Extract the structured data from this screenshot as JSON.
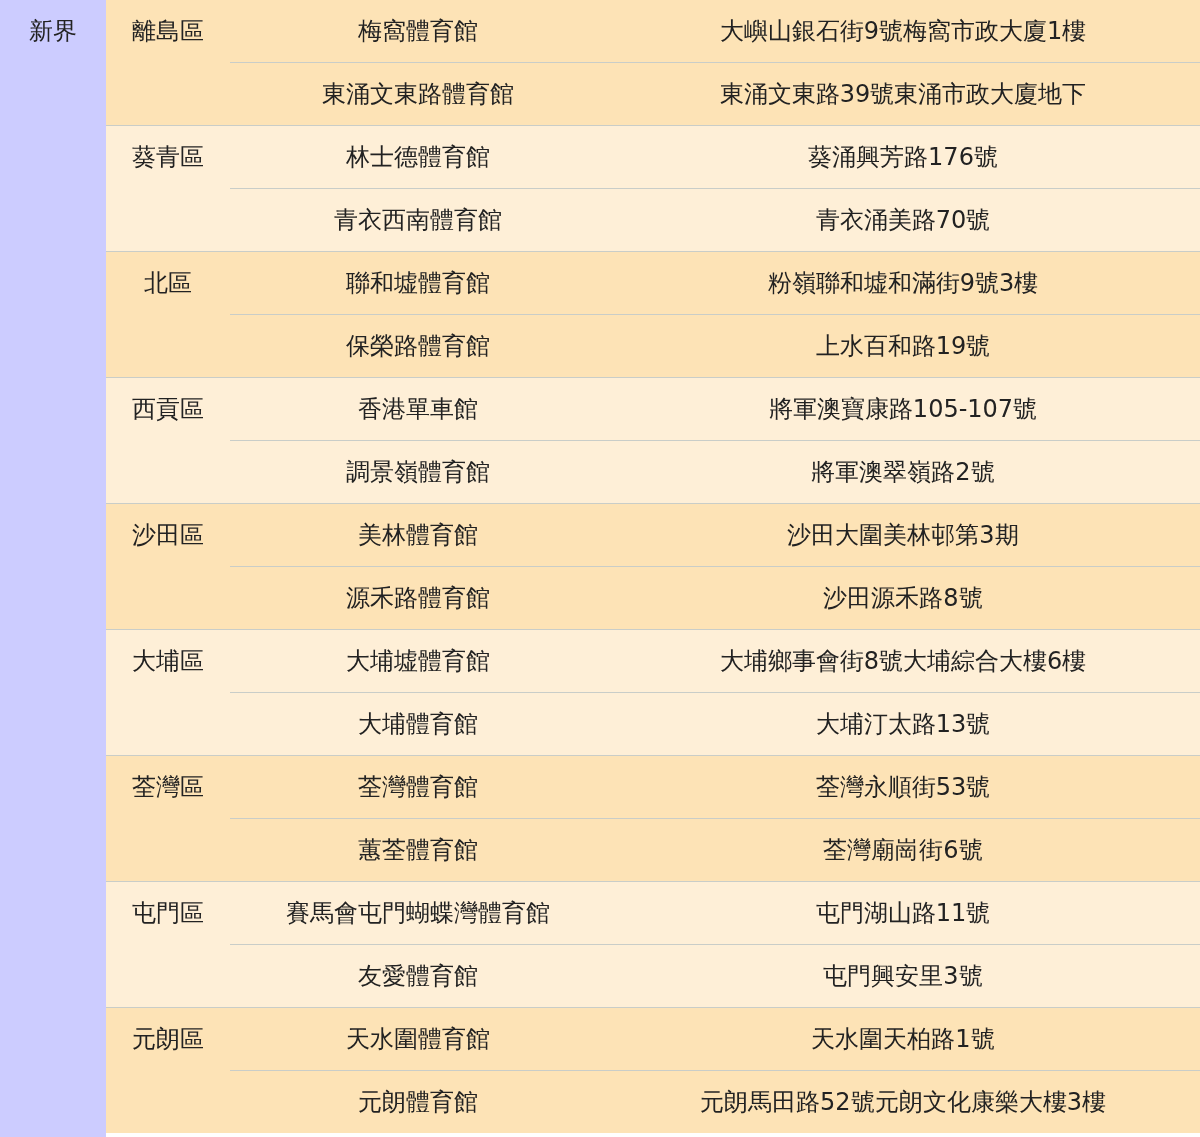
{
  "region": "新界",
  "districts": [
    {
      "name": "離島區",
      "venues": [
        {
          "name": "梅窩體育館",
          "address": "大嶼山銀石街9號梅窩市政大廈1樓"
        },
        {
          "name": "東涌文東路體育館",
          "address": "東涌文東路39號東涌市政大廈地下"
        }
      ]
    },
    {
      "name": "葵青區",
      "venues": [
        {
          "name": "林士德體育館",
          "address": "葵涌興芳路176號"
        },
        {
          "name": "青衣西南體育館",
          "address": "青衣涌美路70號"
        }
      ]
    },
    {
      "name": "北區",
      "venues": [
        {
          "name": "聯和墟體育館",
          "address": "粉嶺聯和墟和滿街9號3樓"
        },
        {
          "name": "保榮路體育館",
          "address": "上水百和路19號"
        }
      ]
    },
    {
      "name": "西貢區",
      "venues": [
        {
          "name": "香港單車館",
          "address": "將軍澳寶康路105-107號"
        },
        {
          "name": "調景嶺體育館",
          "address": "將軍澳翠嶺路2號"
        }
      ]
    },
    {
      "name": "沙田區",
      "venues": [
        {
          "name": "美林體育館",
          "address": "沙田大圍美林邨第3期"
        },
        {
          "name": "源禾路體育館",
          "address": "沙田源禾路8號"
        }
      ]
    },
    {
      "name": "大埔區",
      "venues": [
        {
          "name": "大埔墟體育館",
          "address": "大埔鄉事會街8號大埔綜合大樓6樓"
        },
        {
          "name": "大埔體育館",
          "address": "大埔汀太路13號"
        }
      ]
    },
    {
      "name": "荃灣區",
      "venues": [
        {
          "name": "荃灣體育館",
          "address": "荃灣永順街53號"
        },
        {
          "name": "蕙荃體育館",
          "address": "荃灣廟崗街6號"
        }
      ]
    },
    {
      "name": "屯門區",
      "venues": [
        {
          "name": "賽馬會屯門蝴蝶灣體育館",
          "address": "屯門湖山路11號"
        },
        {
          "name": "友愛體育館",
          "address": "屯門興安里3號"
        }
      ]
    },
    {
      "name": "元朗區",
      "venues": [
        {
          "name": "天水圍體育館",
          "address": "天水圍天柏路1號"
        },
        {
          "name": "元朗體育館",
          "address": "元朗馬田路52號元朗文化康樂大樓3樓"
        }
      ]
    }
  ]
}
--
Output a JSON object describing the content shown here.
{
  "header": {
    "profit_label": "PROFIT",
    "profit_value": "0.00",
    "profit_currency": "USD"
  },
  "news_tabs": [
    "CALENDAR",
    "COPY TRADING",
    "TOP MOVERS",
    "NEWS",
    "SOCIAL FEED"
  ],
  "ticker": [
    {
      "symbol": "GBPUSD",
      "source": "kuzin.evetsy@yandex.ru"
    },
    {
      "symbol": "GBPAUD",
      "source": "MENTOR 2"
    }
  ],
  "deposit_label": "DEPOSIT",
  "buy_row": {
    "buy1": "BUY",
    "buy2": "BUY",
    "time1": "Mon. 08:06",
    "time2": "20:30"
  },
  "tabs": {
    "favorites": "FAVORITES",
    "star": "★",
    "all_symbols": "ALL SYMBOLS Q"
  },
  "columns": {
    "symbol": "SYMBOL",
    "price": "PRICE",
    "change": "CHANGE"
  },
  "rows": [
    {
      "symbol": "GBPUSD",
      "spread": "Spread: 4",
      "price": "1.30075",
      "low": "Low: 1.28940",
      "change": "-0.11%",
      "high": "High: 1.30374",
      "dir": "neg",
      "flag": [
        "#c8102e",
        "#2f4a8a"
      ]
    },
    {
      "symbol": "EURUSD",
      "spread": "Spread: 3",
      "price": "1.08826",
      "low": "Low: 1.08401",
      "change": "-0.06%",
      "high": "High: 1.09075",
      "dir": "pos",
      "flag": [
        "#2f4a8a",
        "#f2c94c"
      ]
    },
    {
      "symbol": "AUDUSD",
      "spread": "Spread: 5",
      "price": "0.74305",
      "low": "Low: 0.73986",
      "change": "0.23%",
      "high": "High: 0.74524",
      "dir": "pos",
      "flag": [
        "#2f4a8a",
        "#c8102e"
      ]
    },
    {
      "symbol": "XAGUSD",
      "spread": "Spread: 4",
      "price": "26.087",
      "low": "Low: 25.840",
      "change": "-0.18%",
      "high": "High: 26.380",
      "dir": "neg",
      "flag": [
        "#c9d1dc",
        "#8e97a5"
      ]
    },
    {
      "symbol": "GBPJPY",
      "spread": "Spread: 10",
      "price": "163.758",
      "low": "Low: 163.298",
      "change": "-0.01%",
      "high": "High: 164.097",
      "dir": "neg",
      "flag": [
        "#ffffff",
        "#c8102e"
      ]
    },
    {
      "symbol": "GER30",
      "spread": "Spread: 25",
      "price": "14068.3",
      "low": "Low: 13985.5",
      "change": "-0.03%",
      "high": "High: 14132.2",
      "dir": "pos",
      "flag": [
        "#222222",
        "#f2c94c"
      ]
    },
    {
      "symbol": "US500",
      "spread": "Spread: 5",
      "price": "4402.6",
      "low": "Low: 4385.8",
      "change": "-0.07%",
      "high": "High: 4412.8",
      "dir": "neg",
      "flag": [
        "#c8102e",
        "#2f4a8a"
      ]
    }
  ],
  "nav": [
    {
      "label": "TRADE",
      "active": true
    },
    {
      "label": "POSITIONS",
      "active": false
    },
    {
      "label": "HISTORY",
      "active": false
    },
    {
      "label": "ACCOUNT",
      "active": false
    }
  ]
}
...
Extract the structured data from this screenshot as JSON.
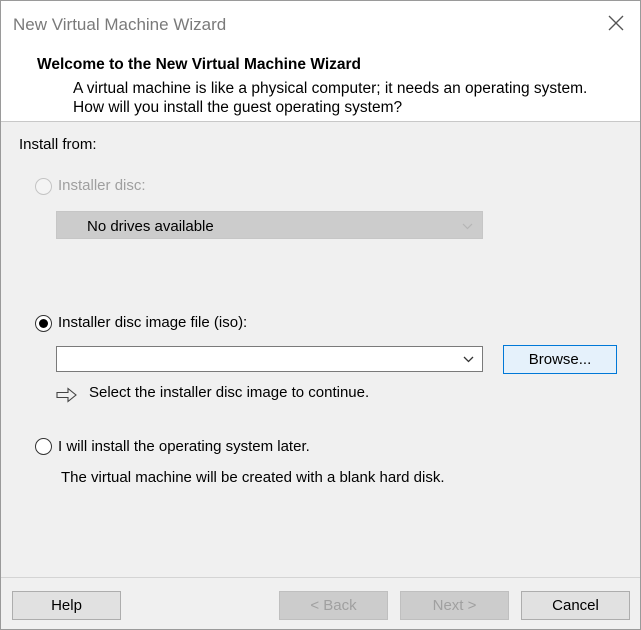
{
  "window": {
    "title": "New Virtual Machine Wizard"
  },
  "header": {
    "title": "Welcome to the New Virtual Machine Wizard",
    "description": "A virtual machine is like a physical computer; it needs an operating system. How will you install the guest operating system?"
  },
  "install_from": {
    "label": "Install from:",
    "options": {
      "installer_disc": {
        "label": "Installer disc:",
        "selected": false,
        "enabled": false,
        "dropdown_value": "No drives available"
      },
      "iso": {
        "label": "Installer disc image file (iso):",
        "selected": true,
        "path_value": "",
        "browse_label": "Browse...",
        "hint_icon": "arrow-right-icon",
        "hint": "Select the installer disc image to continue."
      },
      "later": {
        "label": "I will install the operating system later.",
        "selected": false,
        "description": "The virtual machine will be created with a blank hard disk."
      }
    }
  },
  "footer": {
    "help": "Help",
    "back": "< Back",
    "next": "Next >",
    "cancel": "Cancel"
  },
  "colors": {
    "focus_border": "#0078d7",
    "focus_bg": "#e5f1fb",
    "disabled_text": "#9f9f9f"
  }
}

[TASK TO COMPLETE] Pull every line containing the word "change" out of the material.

[ANSWER BELOW]
    "change": "CHANGE"
      "change": "-0.11%",
      "change": "-0.06%",
      "change": "0.23%",
      "change": "-0.18%",
      "change": "-0.01%",
      "change": "-0.03%",
      "change": "-0.07%",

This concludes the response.